WHAT THIS TASK INVOLVES: Where in the entries below does "icon" appear? Copy every line that has it.

=======

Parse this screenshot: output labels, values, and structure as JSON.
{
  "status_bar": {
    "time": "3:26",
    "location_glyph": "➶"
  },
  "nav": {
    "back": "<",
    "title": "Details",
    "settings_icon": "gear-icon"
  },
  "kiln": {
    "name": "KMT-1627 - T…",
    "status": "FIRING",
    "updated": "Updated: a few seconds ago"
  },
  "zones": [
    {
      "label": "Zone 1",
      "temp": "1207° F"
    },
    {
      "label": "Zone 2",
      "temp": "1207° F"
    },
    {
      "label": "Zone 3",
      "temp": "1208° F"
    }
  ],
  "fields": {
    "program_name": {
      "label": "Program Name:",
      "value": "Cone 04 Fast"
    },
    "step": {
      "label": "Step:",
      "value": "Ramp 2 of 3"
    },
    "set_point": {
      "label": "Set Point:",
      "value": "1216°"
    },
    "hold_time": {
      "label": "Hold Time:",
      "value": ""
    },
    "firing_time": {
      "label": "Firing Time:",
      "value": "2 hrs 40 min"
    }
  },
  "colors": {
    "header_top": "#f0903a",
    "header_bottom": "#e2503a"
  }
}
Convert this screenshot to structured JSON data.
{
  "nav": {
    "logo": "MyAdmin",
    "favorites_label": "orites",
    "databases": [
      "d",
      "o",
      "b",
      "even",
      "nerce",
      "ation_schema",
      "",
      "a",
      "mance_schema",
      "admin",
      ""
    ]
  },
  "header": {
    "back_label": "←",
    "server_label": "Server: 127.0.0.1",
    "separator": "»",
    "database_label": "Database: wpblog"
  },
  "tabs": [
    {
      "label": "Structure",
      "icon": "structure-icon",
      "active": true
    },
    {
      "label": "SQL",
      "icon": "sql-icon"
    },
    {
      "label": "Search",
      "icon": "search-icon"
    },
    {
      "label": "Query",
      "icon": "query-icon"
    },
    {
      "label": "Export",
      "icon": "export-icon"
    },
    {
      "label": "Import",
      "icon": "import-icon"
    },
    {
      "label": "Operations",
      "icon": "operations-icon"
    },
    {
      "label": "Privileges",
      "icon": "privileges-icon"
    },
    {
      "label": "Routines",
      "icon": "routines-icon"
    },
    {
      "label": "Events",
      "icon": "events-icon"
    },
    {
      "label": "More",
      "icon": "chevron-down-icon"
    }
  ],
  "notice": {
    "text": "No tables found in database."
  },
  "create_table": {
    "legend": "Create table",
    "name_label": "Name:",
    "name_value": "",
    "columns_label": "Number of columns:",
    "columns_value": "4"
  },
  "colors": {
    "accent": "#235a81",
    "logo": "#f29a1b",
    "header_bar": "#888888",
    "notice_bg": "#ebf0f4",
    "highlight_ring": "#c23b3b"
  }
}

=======

ANSWER TO THE PROBLEM:
    "settings_icon": "gear-icon"
      "icon": "structure-icon",
      "icon": "sql-icon"
      "icon": "search-icon"
      "icon": "query-icon"
      "icon": "export-icon"
      "icon": "import-icon"
      "icon": "operations-icon"
      "icon": "privileges-icon"
      "icon": "routines-icon"
      "icon": "events-icon"
      "icon": "chevron-down-icon"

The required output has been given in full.